*** Records supplied Section Begins ***

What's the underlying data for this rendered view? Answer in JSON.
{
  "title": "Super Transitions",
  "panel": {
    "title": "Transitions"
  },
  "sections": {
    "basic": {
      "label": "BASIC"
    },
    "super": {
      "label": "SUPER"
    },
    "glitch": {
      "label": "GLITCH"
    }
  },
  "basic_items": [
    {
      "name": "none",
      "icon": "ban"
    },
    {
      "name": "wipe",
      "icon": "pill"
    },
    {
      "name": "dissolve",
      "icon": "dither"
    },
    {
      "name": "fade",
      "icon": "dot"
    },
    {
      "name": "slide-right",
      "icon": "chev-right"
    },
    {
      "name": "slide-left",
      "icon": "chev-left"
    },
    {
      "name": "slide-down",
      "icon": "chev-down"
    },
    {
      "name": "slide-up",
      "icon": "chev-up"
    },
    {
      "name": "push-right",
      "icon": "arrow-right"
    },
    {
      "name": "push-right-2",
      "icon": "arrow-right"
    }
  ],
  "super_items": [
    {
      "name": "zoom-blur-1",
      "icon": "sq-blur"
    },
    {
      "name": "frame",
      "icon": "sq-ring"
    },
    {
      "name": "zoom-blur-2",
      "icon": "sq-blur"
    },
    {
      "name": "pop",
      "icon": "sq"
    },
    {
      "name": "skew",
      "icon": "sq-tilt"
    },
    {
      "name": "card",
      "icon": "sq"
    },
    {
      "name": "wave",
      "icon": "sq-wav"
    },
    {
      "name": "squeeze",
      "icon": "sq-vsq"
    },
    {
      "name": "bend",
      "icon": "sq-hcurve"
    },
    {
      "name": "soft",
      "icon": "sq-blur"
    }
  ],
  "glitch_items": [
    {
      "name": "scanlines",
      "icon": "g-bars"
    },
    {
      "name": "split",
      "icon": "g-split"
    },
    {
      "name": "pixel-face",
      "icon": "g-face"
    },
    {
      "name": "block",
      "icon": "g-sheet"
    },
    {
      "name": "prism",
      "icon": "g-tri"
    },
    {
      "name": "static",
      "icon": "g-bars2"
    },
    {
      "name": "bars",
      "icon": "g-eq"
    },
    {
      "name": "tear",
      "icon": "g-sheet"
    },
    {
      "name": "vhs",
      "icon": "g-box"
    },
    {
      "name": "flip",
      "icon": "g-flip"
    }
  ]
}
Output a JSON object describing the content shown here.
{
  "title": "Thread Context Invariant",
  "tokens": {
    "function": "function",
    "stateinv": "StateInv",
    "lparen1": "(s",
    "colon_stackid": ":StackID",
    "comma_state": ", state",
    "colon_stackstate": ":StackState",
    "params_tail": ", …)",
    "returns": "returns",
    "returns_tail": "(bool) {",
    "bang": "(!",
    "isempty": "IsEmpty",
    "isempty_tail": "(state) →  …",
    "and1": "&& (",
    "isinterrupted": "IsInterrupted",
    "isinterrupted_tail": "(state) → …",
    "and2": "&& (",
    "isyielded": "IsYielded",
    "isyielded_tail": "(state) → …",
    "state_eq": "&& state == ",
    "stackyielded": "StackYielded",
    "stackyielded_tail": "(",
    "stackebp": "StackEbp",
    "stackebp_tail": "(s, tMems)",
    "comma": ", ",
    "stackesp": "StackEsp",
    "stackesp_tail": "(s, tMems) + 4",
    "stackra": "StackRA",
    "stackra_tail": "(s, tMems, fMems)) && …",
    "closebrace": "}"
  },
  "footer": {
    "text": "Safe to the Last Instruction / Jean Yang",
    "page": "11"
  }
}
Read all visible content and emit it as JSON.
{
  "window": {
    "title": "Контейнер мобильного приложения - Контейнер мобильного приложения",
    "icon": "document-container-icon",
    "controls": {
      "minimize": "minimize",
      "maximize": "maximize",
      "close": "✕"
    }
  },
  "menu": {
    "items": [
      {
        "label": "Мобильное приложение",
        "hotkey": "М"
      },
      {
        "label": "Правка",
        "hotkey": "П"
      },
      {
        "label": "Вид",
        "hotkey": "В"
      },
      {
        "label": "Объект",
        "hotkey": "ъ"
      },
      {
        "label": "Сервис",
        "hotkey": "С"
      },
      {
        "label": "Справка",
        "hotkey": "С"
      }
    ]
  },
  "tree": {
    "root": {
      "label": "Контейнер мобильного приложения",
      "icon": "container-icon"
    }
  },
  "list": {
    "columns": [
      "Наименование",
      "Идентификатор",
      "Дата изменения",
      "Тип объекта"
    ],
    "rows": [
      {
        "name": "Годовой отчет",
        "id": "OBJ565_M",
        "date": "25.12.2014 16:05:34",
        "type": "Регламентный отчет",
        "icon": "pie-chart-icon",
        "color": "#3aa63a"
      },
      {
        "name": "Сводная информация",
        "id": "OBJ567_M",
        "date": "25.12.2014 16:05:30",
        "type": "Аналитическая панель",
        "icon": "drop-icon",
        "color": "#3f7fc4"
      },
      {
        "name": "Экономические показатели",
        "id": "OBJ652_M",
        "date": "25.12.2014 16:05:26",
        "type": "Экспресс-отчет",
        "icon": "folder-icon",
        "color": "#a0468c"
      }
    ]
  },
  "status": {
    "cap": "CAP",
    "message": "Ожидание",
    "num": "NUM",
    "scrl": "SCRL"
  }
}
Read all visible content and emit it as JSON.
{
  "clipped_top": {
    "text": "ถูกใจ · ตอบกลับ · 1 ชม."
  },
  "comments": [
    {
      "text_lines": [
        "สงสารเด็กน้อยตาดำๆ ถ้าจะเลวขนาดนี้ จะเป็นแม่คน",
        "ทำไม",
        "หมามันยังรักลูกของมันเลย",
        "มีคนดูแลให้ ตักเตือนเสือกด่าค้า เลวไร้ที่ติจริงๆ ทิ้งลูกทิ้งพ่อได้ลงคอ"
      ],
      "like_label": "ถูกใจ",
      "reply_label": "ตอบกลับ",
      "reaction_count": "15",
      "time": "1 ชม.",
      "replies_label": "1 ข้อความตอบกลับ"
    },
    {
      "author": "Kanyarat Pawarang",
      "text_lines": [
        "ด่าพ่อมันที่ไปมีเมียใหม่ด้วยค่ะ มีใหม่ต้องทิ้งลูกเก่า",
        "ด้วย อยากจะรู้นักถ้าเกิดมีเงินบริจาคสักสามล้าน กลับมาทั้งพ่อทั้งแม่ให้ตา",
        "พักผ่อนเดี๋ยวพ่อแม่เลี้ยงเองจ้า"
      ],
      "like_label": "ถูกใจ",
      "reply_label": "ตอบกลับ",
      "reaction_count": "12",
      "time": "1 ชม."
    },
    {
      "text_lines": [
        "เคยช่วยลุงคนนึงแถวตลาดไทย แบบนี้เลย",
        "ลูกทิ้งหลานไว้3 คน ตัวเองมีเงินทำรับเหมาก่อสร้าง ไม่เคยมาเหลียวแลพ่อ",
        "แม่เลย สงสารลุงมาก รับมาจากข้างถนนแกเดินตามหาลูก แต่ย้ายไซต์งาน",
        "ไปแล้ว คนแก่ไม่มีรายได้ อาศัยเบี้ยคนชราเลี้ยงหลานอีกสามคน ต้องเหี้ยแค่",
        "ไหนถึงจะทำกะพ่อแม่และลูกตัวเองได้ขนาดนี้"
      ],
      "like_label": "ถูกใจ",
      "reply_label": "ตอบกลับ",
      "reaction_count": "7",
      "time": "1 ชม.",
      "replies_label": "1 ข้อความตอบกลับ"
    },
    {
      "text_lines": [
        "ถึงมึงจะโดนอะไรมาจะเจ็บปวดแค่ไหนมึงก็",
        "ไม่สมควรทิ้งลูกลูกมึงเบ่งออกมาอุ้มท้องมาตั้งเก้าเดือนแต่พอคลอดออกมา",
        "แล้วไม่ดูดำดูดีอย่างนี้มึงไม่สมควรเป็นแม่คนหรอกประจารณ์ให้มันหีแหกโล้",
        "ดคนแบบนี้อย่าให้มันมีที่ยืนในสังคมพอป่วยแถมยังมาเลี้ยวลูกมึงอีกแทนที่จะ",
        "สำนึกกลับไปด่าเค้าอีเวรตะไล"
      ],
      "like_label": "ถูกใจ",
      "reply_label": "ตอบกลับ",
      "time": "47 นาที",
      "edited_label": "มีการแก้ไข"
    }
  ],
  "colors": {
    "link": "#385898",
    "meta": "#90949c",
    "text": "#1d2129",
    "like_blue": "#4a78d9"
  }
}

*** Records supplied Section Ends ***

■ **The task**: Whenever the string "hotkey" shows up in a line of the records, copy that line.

■ **Solution to the exercise**:
        "hotkey": "М"
        "hotkey": "П"
        "hotkey": "В"
        "hotkey": "ъ"
        "hotkey": "С"
        "hotkey": "С"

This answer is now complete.